Excerpts from a dataset:
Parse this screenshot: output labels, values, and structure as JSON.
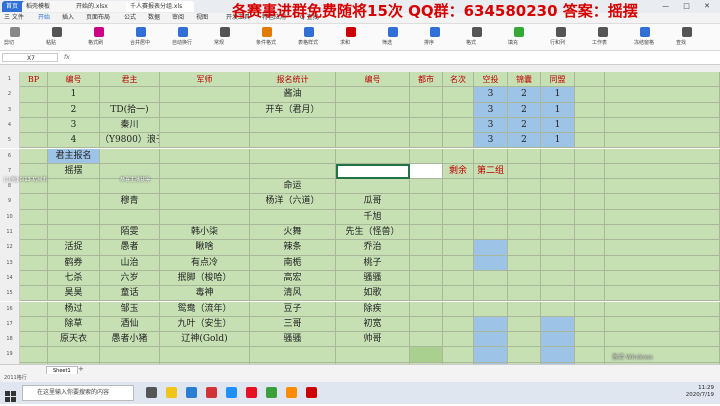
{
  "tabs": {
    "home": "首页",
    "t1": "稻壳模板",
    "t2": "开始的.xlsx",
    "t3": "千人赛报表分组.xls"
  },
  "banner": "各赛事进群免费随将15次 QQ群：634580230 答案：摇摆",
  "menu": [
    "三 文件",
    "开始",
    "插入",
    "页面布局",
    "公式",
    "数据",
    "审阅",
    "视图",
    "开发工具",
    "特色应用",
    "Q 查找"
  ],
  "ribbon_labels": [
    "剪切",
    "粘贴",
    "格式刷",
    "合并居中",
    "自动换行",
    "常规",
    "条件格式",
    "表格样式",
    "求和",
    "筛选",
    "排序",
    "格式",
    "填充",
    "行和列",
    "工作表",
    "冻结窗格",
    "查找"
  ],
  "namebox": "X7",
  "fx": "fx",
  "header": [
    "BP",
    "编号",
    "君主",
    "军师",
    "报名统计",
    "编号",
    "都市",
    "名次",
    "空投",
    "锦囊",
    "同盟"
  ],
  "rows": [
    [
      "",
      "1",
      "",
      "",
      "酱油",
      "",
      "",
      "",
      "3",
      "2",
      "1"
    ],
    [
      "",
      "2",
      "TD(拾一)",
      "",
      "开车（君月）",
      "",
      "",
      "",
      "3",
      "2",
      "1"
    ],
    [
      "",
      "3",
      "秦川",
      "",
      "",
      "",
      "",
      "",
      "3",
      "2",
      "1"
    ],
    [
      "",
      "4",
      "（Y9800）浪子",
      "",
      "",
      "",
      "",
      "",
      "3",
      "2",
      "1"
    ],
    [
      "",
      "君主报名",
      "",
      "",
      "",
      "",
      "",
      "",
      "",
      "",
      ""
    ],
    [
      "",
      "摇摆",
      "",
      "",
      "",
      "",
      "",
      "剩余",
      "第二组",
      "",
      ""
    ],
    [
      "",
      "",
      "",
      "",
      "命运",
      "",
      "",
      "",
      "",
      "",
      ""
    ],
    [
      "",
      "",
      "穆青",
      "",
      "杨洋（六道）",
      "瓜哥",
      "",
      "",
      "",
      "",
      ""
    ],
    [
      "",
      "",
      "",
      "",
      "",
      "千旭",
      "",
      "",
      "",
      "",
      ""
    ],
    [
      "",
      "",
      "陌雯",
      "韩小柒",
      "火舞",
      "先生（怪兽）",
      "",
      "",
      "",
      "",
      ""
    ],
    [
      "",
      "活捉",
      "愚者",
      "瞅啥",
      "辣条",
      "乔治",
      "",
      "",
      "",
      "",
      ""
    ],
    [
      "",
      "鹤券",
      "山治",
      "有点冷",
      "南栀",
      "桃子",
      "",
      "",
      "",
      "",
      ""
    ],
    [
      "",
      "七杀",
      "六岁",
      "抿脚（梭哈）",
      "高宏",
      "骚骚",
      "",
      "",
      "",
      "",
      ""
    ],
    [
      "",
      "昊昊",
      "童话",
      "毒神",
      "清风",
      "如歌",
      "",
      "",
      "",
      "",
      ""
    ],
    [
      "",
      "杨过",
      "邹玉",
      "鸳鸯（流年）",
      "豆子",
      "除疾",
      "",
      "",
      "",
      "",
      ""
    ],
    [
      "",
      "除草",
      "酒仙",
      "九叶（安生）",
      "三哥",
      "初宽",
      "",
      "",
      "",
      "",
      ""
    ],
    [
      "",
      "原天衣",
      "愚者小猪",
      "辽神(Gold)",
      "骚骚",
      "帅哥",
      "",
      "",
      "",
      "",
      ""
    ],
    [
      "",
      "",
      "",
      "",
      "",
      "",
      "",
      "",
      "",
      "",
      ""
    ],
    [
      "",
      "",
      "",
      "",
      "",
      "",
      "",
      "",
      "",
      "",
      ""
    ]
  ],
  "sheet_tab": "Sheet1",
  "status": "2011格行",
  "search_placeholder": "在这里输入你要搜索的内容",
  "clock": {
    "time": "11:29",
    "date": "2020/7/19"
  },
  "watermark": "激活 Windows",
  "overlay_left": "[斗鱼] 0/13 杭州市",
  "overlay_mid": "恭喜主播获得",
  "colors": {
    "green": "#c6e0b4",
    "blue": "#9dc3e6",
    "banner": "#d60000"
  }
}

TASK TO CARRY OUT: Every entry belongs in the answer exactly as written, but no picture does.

EXERCISE RESPONSE:
Parse this screenshot: output labels, values, and structure as JSON.
{
  "tabs": {
    "home": "首页",
    "t1": "稻壳模板",
    "t2": "开始的.xlsx",
    "t3": "千人赛报表分组.xls"
  },
  "banner": "各赛事进群免费随将15次 QQ群：634580230 答案：摇摆",
  "menu": [
    "三 文件",
    "开始",
    "插入",
    "页面布局",
    "公式",
    "数据",
    "审阅",
    "视图",
    "开发工具",
    "特色应用",
    "Q 查找"
  ],
  "ribbon_labels": [
    "剪切",
    "粘贴",
    "格式刷",
    "合并居中",
    "自动换行",
    "常规",
    "条件格式",
    "表格样式",
    "求和",
    "筛选",
    "排序",
    "格式",
    "填充",
    "行和列",
    "工作表",
    "冻结窗格",
    "查找"
  ],
  "namebox": "X7",
  "fx": "fx",
  "header": [
    "BP",
    "编号",
    "君主",
    "军师",
    "报名统计",
    "编号",
    "都市",
    "名次",
    "空投",
    "锦囊",
    "同盟"
  ],
  "rows": [
    [
      "",
      "1",
      "",
      "",
      "酱油",
      "",
      "",
      "",
      "3",
      "2",
      "1"
    ],
    [
      "",
      "2",
      "TD(拾一)",
      "",
      "开车（君月）",
      "",
      "",
      "",
      "3",
      "2",
      "1"
    ],
    [
      "",
      "3",
      "秦川",
      "",
      "",
      "",
      "",
      "",
      "3",
      "2",
      "1"
    ],
    [
      "",
      "4",
      "（Y9800）浪子",
      "",
      "",
      "",
      "",
      "",
      "3",
      "2",
      "1"
    ],
    [
      "",
      "君主报名",
      "",
      "",
      "",
      "",
      "",
      "",
      "",
      "",
      ""
    ],
    [
      "",
      "摇摆",
      "",
      "",
      "",
      "",
      "",
      "剩余",
      "第二组",
      "",
      ""
    ],
    [
      "",
      "",
      "",
      "",
      "命运",
      "",
      "",
      "",
      "",
      "",
      ""
    ],
    [
      "",
      "",
      "穆青",
      "",
      "杨洋（六道）",
      "瓜哥",
      "",
      "",
      "",
      "",
      ""
    ],
    [
      "",
      "",
      "",
      "",
      "",
      "千旭",
      "",
      "",
      "",
      "",
      ""
    ],
    [
      "",
      "",
      "陌雯",
      "韩小柒",
      "火舞",
      "先生（怪兽）",
      "",
      "",
      "",
      "",
      ""
    ],
    [
      "",
      "活捉",
      "愚者",
      "瞅啥",
      "辣条",
      "乔治",
      "",
      "",
      "",
      "",
      ""
    ],
    [
      "",
      "鹤券",
      "山治",
      "有点冷",
      "南栀",
      "桃子",
      "",
      "",
      "",
      "",
      ""
    ],
    [
      "",
      "七杀",
      "六岁",
      "抿脚（梭哈）",
      "高宏",
      "骚骚",
      "",
      "",
      "",
      "",
      ""
    ],
    [
      "",
      "昊昊",
      "童话",
      "毒神",
      "清风",
      "如歌",
      "",
      "",
      "",
      "",
      ""
    ],
    [
      "",
      "杨过",
      "邹玉",
      "鸳鸯（流年）",
      "豆子",
      "除疾",
      "",
      "",
      "",
      "",
      ""
    ],
    [
      "",
      "除草",
      "酒仙",
      "九叶（安生）",
      "三哥",
      "初宽",
      "",
      "",
      "",
      "",
      ""
    ],
    [
      "",
      "原天衣",
      "愚者小猪",
      "辽神(Gold)",
      "骚骚",
      "帅哥",
      "",
      "",
      "",
      "",
      ""
    ],
    [
      "",
      "",
      "",
      "",
      "",
      "",
      "",
      "",
      "",
      "",
      ""
    ],
    [
      "",
      "",
      "",
      "",
      "",
      "",
      "",
      "",
      "",
      "",
      ""
    ]
  ],
  "sheet_tab": "Sheet1",
  "status": "2011格行",
  "search_placeholder": "在这里输入你要搜索的内容",
  "clock": {
    "time": "11:29",
    "date": "2020/7/19"
  },
  "watermark": "激活 Windows",
  "overlay_left": "[斗鱼] 0/13 杭州市",
  "overlay_mid": "恭喜主播获得",
  "colors": {
    "green": "#c6e0b4",
    "blue": "#9dc3e6",
    "banner": "#d60000"
  }
}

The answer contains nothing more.